PROBLEM STATEMENT:
Show every line of the data that contains the string "Date".

*** MATERIAL PROVIDED

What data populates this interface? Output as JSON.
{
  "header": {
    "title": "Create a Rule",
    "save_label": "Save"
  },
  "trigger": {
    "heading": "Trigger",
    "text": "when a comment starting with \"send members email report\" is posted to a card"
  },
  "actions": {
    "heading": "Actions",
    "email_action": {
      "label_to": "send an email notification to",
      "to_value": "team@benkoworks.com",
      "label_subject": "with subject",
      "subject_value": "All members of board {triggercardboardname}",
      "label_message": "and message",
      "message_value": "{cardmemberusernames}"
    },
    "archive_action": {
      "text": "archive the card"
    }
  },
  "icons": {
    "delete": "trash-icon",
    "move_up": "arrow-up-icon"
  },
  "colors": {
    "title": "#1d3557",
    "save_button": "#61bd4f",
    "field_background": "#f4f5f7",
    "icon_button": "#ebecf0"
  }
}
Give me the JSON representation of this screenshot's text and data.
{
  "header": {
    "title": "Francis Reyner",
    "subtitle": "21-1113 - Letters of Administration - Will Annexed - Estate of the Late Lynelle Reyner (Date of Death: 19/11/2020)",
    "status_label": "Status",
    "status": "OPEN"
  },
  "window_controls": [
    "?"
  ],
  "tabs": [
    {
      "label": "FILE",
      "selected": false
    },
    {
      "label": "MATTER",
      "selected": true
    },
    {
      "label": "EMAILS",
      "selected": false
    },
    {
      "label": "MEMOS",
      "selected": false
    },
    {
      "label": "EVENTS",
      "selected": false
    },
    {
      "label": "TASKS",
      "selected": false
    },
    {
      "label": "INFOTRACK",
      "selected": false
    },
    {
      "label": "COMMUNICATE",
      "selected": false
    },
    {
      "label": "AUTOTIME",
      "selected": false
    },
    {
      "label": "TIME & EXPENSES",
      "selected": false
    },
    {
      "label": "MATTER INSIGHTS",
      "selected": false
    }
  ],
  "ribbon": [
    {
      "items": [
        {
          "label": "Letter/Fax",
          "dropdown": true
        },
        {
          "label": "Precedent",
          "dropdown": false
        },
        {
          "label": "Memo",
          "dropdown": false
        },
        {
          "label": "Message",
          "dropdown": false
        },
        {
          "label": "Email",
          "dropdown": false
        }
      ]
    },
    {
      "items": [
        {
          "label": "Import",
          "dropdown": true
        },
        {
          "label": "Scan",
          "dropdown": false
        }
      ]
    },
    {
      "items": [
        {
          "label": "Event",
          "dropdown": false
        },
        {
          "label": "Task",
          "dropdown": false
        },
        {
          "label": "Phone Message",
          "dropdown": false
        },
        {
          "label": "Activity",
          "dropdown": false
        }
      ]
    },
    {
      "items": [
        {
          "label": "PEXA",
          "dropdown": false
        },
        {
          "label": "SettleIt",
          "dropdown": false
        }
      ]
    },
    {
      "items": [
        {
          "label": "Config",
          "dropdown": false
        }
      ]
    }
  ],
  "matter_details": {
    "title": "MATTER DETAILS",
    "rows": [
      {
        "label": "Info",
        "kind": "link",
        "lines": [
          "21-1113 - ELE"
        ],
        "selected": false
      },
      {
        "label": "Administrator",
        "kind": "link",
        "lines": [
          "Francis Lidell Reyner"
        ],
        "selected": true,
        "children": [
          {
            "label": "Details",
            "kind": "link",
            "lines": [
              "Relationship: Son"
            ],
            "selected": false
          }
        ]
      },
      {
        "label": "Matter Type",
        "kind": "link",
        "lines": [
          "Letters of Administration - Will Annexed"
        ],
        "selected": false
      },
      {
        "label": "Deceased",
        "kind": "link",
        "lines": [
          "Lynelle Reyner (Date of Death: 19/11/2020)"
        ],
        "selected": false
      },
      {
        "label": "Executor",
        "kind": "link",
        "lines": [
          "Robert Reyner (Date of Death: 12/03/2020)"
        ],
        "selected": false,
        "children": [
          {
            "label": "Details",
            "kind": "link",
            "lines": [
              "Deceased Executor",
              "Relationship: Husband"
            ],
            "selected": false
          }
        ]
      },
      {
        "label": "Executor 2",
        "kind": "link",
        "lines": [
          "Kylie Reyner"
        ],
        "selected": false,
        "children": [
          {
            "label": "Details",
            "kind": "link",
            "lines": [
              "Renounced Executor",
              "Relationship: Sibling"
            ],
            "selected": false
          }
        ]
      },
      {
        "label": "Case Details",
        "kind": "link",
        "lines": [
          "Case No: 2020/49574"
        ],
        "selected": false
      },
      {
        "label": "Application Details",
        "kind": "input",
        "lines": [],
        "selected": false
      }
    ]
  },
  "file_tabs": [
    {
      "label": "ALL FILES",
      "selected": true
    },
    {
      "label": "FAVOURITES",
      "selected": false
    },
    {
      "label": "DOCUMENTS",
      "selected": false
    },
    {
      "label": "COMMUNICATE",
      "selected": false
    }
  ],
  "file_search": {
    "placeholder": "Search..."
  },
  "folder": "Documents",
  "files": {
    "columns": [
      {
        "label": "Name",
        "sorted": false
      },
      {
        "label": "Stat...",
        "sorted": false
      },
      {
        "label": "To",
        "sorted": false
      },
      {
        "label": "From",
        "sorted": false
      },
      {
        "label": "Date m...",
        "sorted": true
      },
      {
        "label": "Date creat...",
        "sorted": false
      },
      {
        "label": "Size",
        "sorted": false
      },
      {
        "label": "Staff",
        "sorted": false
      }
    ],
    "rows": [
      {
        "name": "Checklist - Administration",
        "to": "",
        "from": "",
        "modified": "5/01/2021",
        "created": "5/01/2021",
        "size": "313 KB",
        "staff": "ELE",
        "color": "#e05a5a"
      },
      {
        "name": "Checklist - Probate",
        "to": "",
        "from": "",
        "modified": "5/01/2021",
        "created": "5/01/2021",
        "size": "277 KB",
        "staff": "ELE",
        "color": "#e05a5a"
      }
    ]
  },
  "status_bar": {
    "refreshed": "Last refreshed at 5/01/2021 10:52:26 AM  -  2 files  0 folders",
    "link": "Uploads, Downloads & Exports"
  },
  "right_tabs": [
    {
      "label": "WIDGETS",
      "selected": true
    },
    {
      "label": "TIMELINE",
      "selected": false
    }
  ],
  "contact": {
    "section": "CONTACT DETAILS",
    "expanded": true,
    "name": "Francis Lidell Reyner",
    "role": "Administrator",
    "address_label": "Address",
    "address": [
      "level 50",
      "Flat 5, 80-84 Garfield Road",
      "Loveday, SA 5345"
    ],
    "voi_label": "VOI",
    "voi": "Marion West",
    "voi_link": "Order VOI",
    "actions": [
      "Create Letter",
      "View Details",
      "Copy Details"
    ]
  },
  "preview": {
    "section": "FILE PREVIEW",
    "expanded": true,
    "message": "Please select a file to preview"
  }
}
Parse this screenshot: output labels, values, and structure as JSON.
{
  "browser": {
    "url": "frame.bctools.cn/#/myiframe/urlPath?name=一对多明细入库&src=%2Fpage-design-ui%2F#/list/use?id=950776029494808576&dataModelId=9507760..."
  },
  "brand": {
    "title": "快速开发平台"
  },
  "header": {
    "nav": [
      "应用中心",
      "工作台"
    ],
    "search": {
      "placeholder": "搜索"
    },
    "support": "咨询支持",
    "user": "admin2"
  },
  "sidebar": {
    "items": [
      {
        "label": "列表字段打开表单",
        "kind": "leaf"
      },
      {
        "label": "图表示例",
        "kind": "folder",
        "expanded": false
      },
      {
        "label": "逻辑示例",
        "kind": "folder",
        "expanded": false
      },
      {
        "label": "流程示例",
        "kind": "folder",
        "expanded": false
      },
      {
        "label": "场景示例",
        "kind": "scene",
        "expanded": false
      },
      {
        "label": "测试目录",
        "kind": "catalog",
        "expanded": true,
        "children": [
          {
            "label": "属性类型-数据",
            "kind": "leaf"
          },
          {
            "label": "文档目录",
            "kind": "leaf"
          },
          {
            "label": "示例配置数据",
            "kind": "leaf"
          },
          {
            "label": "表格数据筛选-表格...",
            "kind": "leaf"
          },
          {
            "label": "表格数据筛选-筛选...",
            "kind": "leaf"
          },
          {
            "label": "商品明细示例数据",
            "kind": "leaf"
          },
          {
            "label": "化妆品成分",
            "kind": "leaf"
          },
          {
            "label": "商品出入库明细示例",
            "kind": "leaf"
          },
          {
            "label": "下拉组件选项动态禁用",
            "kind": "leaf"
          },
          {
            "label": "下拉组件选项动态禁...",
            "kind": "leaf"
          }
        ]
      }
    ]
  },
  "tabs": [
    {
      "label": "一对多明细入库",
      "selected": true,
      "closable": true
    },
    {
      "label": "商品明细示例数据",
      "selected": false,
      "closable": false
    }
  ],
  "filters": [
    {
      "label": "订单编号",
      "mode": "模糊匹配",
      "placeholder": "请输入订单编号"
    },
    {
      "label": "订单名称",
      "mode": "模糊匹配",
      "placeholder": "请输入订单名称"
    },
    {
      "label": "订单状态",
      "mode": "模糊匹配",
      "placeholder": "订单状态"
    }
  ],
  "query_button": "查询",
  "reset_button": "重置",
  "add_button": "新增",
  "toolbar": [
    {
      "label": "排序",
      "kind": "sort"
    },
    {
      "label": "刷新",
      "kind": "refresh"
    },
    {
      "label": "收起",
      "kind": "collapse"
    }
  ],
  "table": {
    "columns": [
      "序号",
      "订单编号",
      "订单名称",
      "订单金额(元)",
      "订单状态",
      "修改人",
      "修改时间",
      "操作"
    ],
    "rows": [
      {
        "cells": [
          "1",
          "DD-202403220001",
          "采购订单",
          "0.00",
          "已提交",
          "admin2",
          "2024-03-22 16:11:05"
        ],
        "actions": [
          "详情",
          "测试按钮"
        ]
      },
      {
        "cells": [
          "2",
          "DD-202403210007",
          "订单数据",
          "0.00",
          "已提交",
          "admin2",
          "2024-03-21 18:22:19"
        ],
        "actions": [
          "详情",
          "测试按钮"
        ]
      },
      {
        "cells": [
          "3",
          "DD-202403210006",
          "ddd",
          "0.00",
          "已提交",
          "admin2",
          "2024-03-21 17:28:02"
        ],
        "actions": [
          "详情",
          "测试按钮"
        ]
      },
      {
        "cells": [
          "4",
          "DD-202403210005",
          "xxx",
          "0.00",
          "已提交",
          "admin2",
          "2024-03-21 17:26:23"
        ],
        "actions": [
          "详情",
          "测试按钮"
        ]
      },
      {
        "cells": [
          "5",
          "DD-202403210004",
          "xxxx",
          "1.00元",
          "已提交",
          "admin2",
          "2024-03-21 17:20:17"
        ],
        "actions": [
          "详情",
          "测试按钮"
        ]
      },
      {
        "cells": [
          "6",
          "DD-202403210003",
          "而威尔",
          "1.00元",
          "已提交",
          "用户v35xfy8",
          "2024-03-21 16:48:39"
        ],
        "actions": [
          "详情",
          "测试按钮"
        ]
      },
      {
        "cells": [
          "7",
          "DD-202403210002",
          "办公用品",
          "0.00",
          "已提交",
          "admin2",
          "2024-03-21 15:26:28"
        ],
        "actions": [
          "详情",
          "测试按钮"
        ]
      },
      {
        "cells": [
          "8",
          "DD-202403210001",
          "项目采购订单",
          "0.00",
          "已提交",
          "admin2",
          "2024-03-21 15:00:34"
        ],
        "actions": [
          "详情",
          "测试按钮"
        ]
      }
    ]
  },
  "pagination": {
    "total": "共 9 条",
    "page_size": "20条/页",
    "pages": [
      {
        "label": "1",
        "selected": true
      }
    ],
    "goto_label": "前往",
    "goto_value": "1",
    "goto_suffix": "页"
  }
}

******

RESULT OF THE TASK:
    "subtitle": "21-1113 - Letters of Administration - Will Annexed - Estate of the Late Lynelle Reyner (Date of Death: 19/11/2020)",
          "Lynelle Reyner (Date of Death: 19/11/2020)"
          "Robert Reyner (Date of Death: 12/03/2020)"
        "label": "Date m...",
        "label": "Date creat...",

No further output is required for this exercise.